The first parking meter was installed on July 16, 1935 and the first parking ticket issued in August of 1935. The “lucky” recipient was an Oklahoma City pastor named Reverend C. H. North. The reason he didn’t put in the required nickel to park is that he didn’t have a nickel. When he went to court a few weeks later and explained that he had gone inside to get change, the judge dismissed the ticket. No such luck today. That reason, or excuse, is now as ancient history as parking for five cents.
Who Invented the parking meter?
The inventor was not even an inventor. Carlton Cole Magee had moved to Oklahoma to start a newspaper after working as a reporter in New Mexico. He came up with the idea of paying to park as a way to alleviate the traffic problem growing in cities across America.

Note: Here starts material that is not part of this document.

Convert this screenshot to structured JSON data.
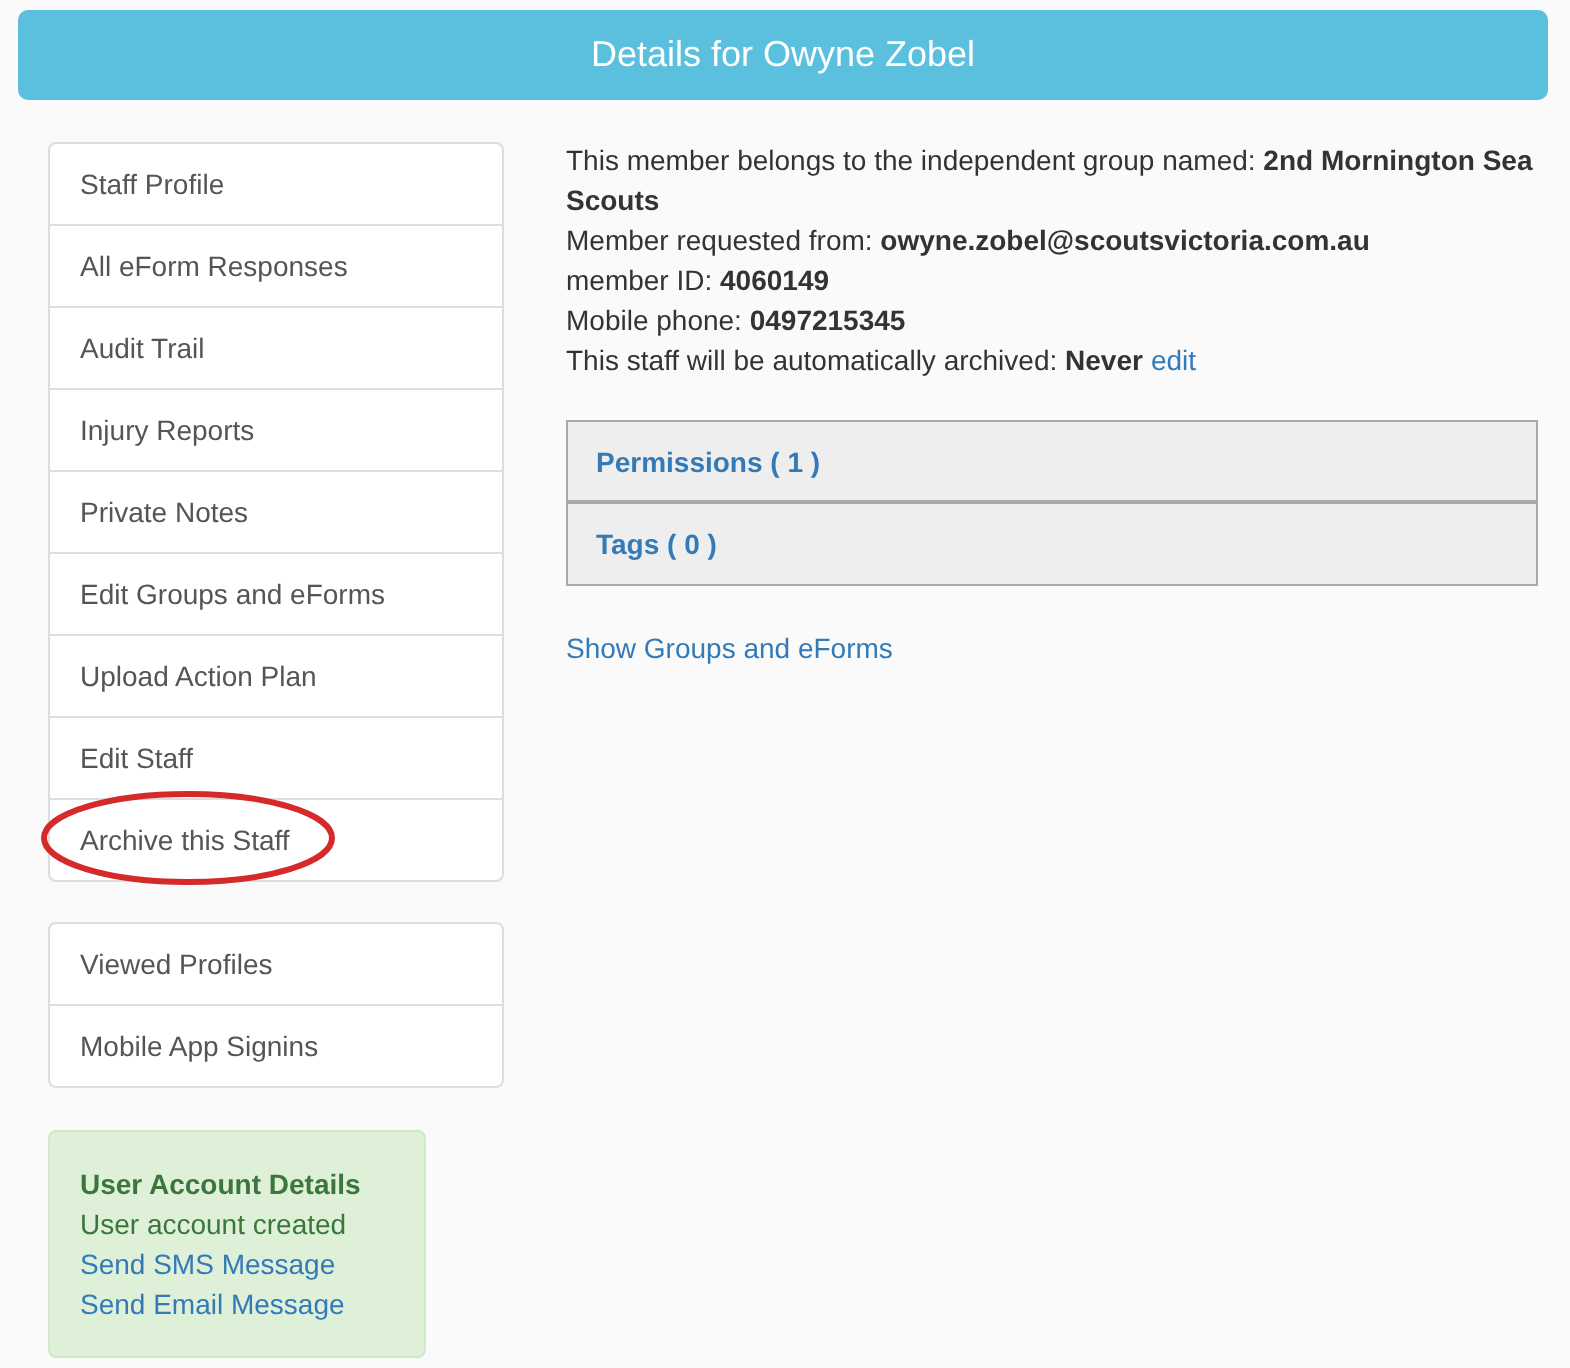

The first meter was actually designed by a professor at Oklahoma State, Holger George Thuessen and an engineering graduate, Gerald A. Hale. It was a challenging assignment from Magee because the meters had to be useable in year-round weather conditions, be safe from vandals and be cost-efficient.
They named the first meter the Black Maria. In 1935, Magee patented the Park-O-Meter and formed the Magee-Hale Park-O-Meter Company to manufacture the meters.
Fast forward to the parking meter today
Living in Evanston, Illinois, I recently received an update email from the city that all but 110 parking meters had now been changed to solar/battery powered meters that accept both coins or credit cards.
If you don’t know Evanston, it’s the home of Northwestern University, located on the North Shore of Chicago in Cook County. Over seventy thousand residents live in a little under eight square miles on the shore of Lake Michigan. Parking is a big issue, as it is in all urban areas. Even where there are no meters, signs are posted everywhere: no parking on certain days for street cleaning or snow removal, no parking in loading zones or driveways, no parking between such and such hours, reserved parking or you name it. Here, meters charge 25 cents per quarter hour with a typical maximum time of two hours. If your vehicle is caught with an expired meter, the ticket in Evanston (called citations now) is $10. If you park in a no parking zone, $30. If you park longer than the maximum time allowed, $35.
When it comes to parking in Chicago, it speaks volumes that there is a website called The Expired Meter dedicated to the subject of driving in the Windy City. Not moving your car for Chicago street cleaning for instance will currently cost you sixty bucks.
In Los Angeles, the conversion to Coin and Card meters is already generating millions in annual revenue. L.A. meters cost up to $5 an hour. An expired parking meter ticket will put you out $63.
In Manhattan, meters range from $1.00 to $3.50 an hour. The price for parking in excess of allowed time ranges from $35 to $65. Ouch.